Exercise> Each line of the records below that holds "subtitle" should be copied out.

Stored data>
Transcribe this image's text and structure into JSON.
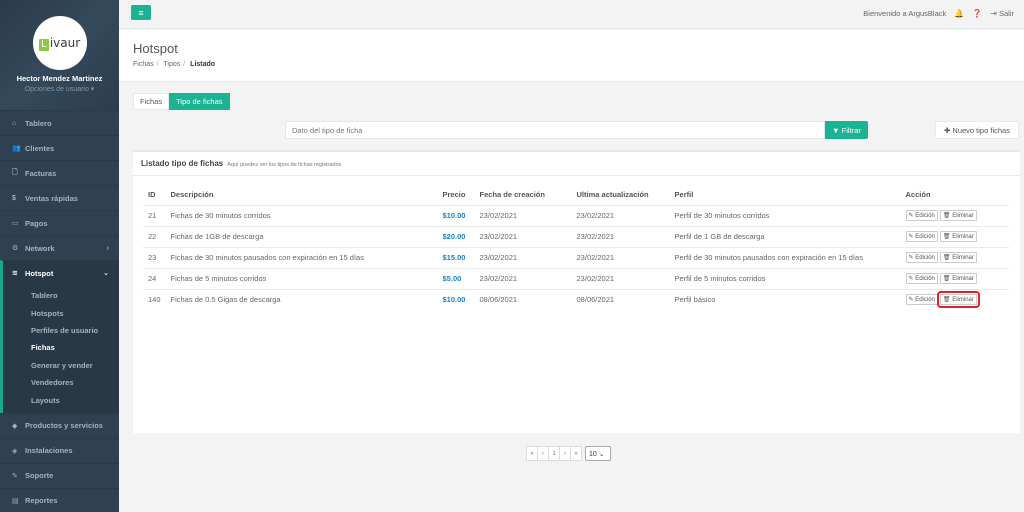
{
  "sidebar": {
    "logo_text": "ivaur",
    "logo_letter": "L",
    "user_name": "Hector Mendez Martinez",
    "user_options": "Opciones de usuario ▾",
    "items_top": [
      {
        "label": "Tablero",
        "icon": "dashboard-icon",
        "glyph": "⌂"
      },
      {
        "label": "Clientes",
        "icon": "users-icon",
        "glyph": "👥"
      },
      {
        "label": "Facturas",
        "icon": "document-icon",
        "glyph": "🗋"
      },
      {
        "label": "Ventas rápidas",
        "icon": "dollar-icon",
        "glyph": "$"
      },
      {
        "label": "Pagos",
        "icon": "money-icon",
        "glyph": "▭"
      },
      {
        "label": "Network",
        "icon": "network-icon",
        "glyph": "⚙",
        "chevron": "‹"
      }
    ],
    "active": {
      "label": "Hotspot",
      "icon": "wifi-icon",
      "glyph": "≋",
      "chevron": "⌄"
    },
    "sub_items": [
      "Tablero",
      "Hotspots",
      "Perfiles de usuario",
      "Fichas",
      "Generar y vender",
      "Vendedores",
      "Layouts"
    ],
    "current_sub": "Fichas",
    "items_bottom": [
      {
        "label": "Productos y servicios",
        "icon": "tag-icon",
        "glyph": "◆"
      },
      {
        "label": "Instalaciones",
        "icon": "diamond-icon",
        "glyph": "◈"
      },
      {
        "label": "Soporte",
        "icon": "wrench-icon",
        "glyph": "✎"
      },
      {
        "label": "Reportes",
        "icon": "report-icon",
        "glyph": "▤"
      }
    ]
  },
  "topbar": {
    "menu_glyph": "≡",
    "welcome": "Bienvenido a ArgusBlack",
    "logout": "Salir"
  },
  "heading": {
    "title": "Hotspot",
    "crumbs": [
      "Fichas",
      "Tipos",
      "Listado"
    ]
  },
  "tabs": [
    "Fichas",
    "Tipo de fichas"
  ],
  "filter": {
    "placeholder": "Dato del tipo de ficha",
    "button": "Filtrar",
    "new_button": "Nuevo tipo fichas"
  },
  "panel": {
    "title": "Listado tipo de fichas",
    "subtitle": "Aquí puedes ver los tipos de fichas registrados"
  },
  "table": {
    "headers": [
      "ID",
      "Descripción",
      "Precio",
      "Fecha de creación",
      "Ultima actualización",
      "Perfil",
      "Acción"
    ],
    "rows": [
      {
        "id": "21",
        "desc": "Fichas de 30 minutos corridos",
        "price": "$10.00",
        "created": "23/02/2021",
        "updated": "23/02/2021",
        "profile": "Perfil de 30 minutos corridos"
      },
      {
        "id": "22",
        "desc": "Fichas de 1GB de descarga",
        "price": "$20.00",
        "created": "23/02/2021",
        "updated": "23/02/2021",
        "profile": "Perfil de 1 GB de descarga"
      },
      {
        "id": "23",
        "desc": "Fichas de 30 minutos pausados con expiración en 15 días",
        "price": "$15.00",
        "created": "23/02/2021",
        "updated": "23/02/2021",
        "profile": "Perfil de 30 minutos pausados con expiración en 15 días"
      },
      {
        "id": "24",
        "desc": "Fichas de 5 minutos corridos",
        "price": "$5.00",
        "created": "23/02/2021",
        "updated": "23/02/2021",
        "profile": "Perfil de 5 minutos corridos"
      },
      {
        "id": "140",
        "desc": "Fichas de 0.5 Gigas de descarga",
        "price": "$10.00",
        "created": "08/06/2021",
        "updated": "08/06/2021",
        "profile": "Perfil básico"
      }
    ],
    "edit_label": "Edición",
    "delete_label": "Eliminar"
  },
  "pagination": {
    "buttons": [
      "«",
      "‹",
      "1",
      "›",
      "»"
    ],
    "page_size": "10"
  }
}
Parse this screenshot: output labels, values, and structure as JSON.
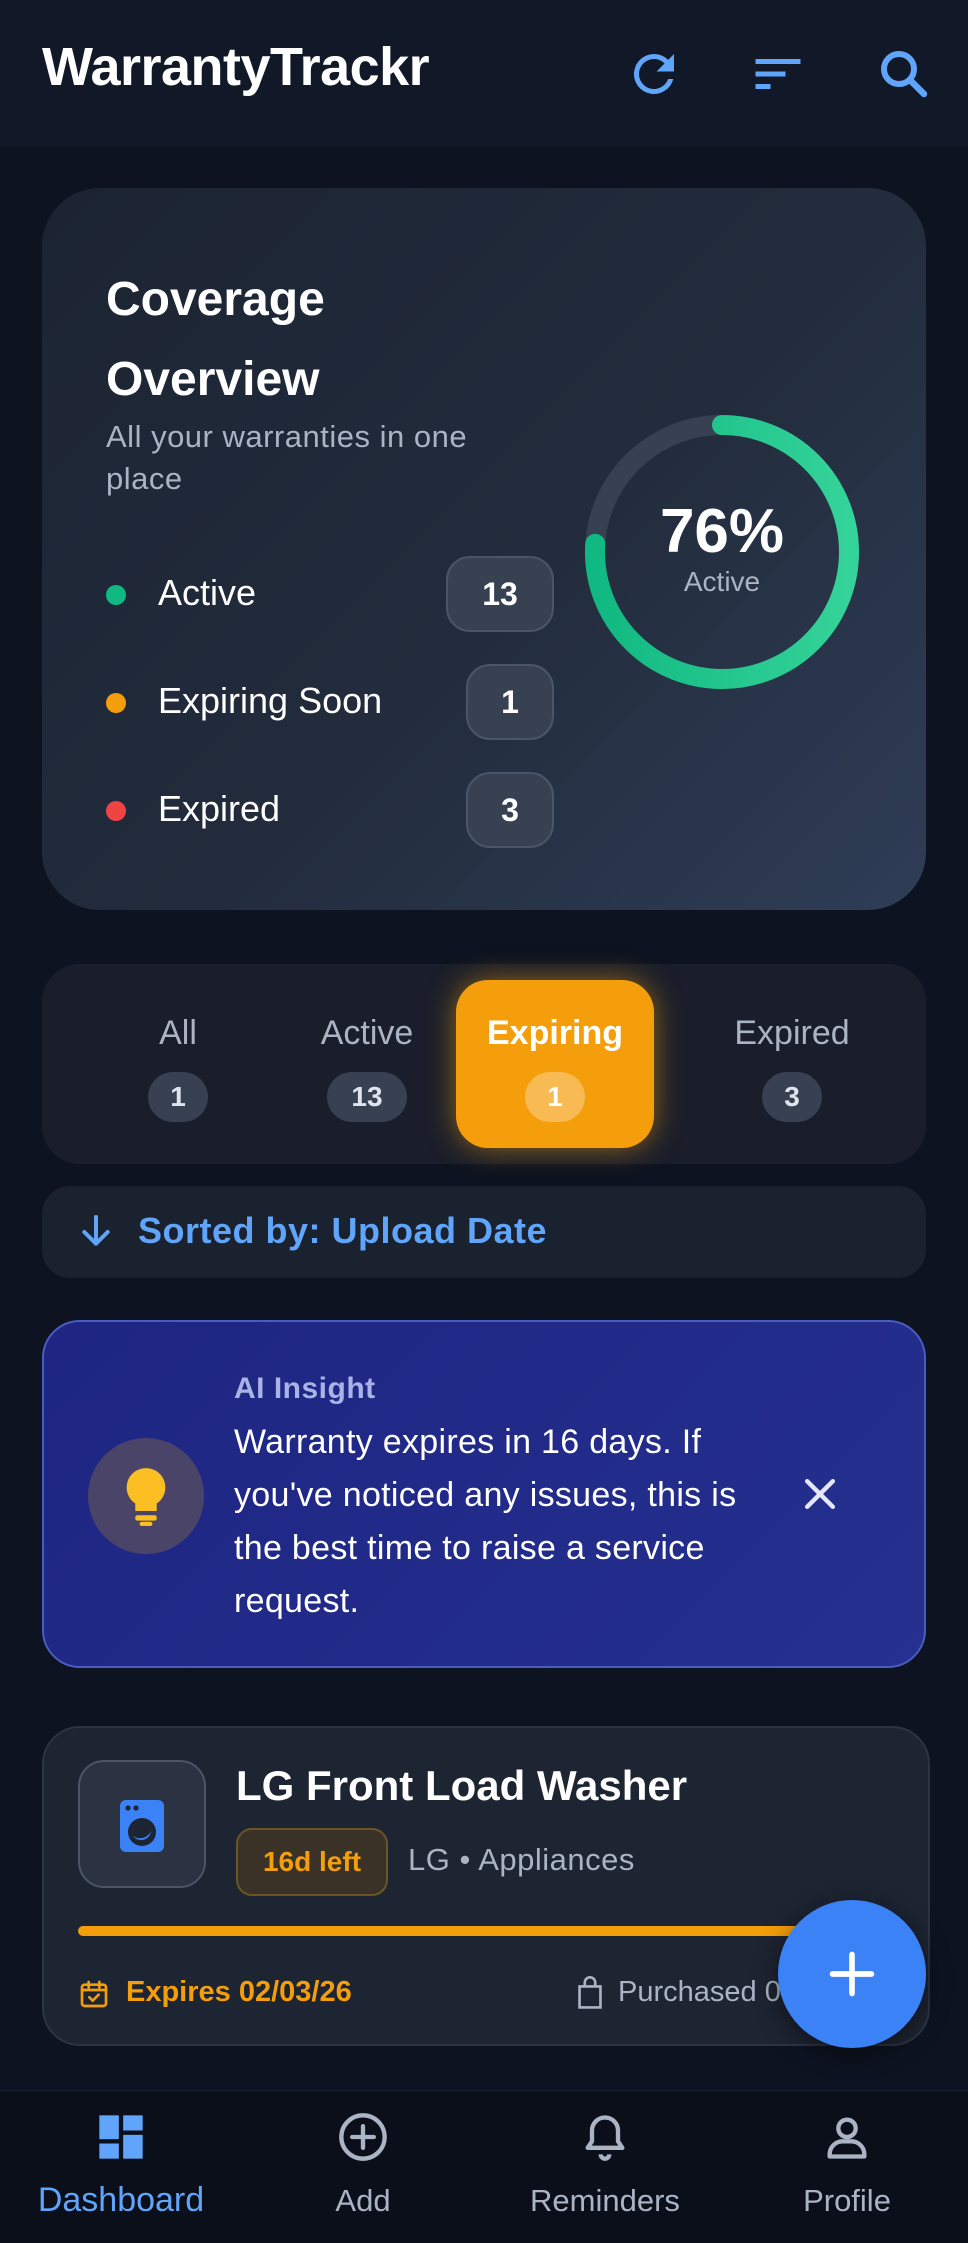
{
  "app": {
    "title": "WarrantyTrackr"
  },
  "header": {
    "icons": [
      "refresh-icon",
      "sort-icon",
      "search-icon"
    ],
    "accent": "#60a5fa"
  },
  "overview": {
    "title": "Coverage Overview",
    "subtitle": "All your warranties in one place",
    "stats": [
      {
        "label": "Active",
        "count": "13",
        "color": "#10b981"
      },
      {
        "label": "Expiring Soon",
        "count": "1",
        "color": "#f59e0b"
      },
      {
        "label": "Expired",
        "count": "3",
        "color": "#ef4444"
      }
    ],
    "coverage": {
      "percent_text": "76%",
      "percent": 76,
      "label": "Active"
    }
  },
  "filters": [
    {
      "label": "All",
      "count": "1",
      "selected": false
    },
    {
      "label": "Active",
      "count": "13",
      "selected": false
    },
    {
      "label": "Expiring",
      "count": "1",
      "selected": true
    },
    {
      "label": "Expired",
      "count": "3",
      "selected": false
    }
  ],
  "sort": {
    "label": "Sorted by: Upload Date"
  },
  "insight": {
    "heading": "AI Insight",
    "text": "Warranty expires in 16 days. If you've noticed any issues, this is the best time to raise a service request."
  },
  "items": [
    {
      "name": "LG Front Load Washer",
      "days_left": "16d left",
      "meta": "LG • Appliances",
      "progress": 0.9,
      "expires": "Expires 02/03/26",
      "purchased": "Purchased 0",
      "icon": "washing-machine-icon"
    }
  ],
  "nav": [
    {
      "label": "Dashboard",
      "icon": "dashboard-icon",
      "active": true
    },
    {
      "label": "Add",
      "icon": "add-circle-icon",
      "active": false
    },
    {
      "label": "Reminders",
      "icon": "bell-icon",
      "active": false
    },
    {
      "label": "Profile",
      "icon": "profile-icon",
      "active": false
    }
  ],
  "colors": {
    "background": "#0d1320",
    "accent_blue": "#3b82f6",
    "warning": "#f59e0b",
    "success": "#10b981",
    "danger": "#ef4444"
  }
}
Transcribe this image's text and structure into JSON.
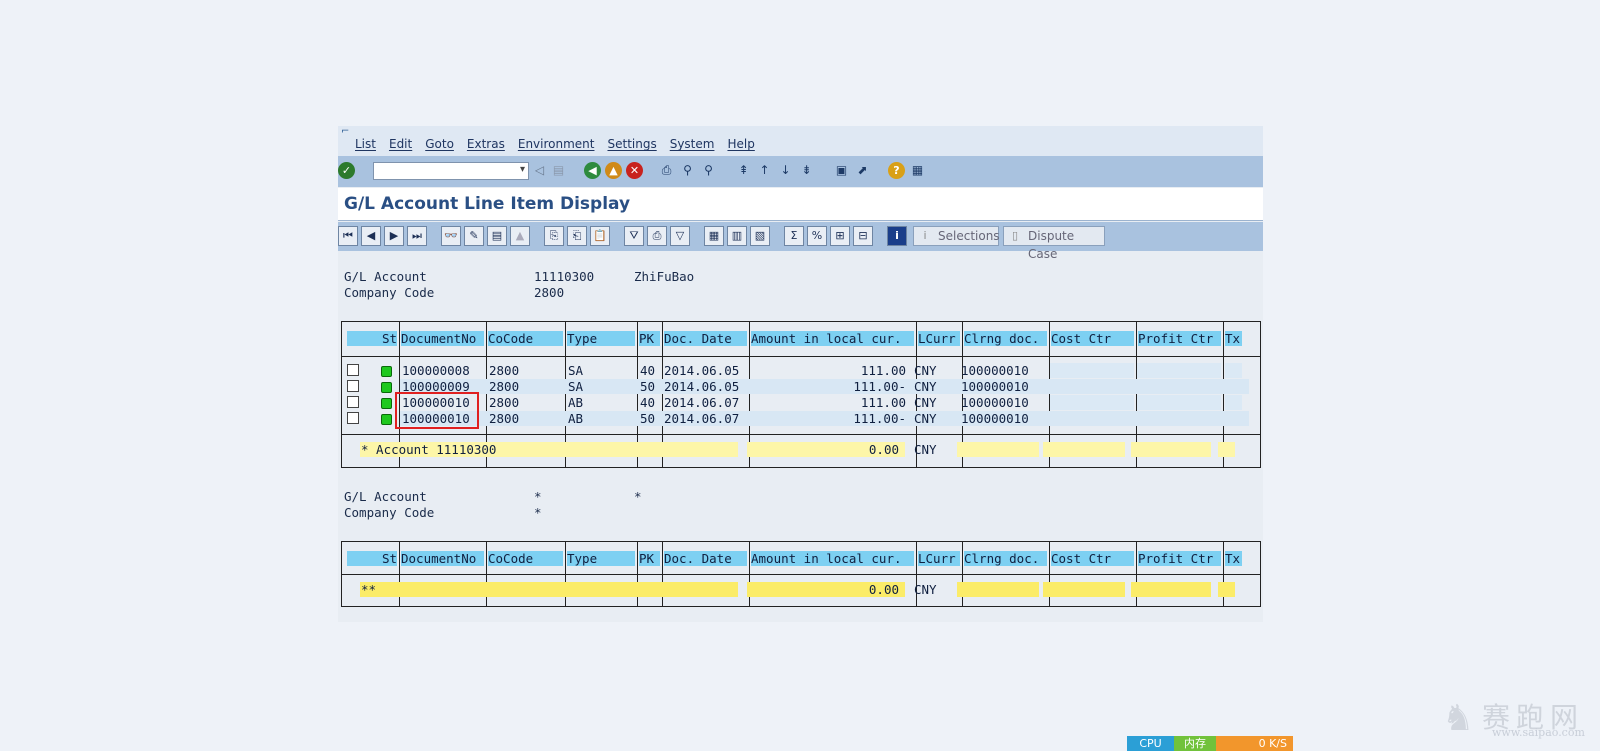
{
  "menubar": {
    "items": [
      "List",
      "Edit",
      "Goto",
      "Extras",
      "Environment",
      "Settings",
      "System",
      "Help"
    ]
  },
  "toolbar1": {
    "command_value": ""
  },
  "page_title": "G/L Account Line Item Display",
  "toolbar2": {
    "selections_label": "Selections",
    "dispute_label": "Dispute Case"
  },
  "header1": {
    "gl_label": "G/L Account",
    "gl_value": "11110300",
    "gl_name": "ZhiFuBao",
    "cc_label": "Company Code",
    "cc_value": "2800"
  },
  "columns": [
    "St",
    "DocumentNo",
    "CoCode",
    "Type",
    "PK",
    "Doc. Date",
    "Amount in local cur.",
    "LCurr",
    "Clrng doc.",
    "Cost Ctr",
    "Profit Ctr",
    "Tx"
  ],
  "rows": [
    {
      "doc": "100000008",
      "cocode": "2800",
      "type": "SA",
      "pk": "40",
      "date": "2014.06.05",
      "amount": "111.00",
      "curr": "CNY",
      "clrng": "100000010"
    },
    {
      "doc": "100000009",
      "cocode": "2800",
      "type": "SA",
      "pk": "50",
      "date": "2014.06.05",
      "amount": "111.00-",
      "curr": "CNY",
      "clrng": "100000010"
    },
    {
      "doc": "100000010",
      "cocode": "2800",
      "type": "AB",
      "pk": "40",
      "date": "2014.06.07",
      "amount": "111.00",
      "curr": "CNY",
      "clrng": "100000010"
    },
    {
      "doc": "100000010",
      "cocode": "2800",
      "type": "AB",
      "pk": "50",
      "date": "2014.06.07",
      "amount": "111.00-",
      "curr": "CNY",
      "clrng": "100000010"
    }
  ],
  "subtotal": {
    "label": "* Account 11110300",
    "amount": "0.00",
    "curr": "CNY"
  },
  "header2": {
    "gl_label": "G/L Account",
    "gl_value": "*",
    "gl_name": "*",
    "cc_label": "Company Code",
    "cc_value": "*"
  },
  "total": {
    "label": "**",
    "amount": "0.00",
    "curr": "CNY"
  },
  "statusbar": {
    "cpu": "CPU",
    "mem": "内存",
    "net": "0 K/S"
  },
  "watermark": {
    "big": "赛跑网",
    "small": "www.saipao.com"
  },
  "colors": {
    "header_cyan": "#7dd0f2",
    "subtotal_yellow": "#fdf6a8",
    "total_yellow": "#fbec68",
    "highlight_red": "#e02020",
    "led_green": "#1ec81e"
  }
}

Answer to the problem>
    "subtitle": "Aquí puedes ver los tipos de fichas registrados"
    "subtitle": "All your warranties in one place",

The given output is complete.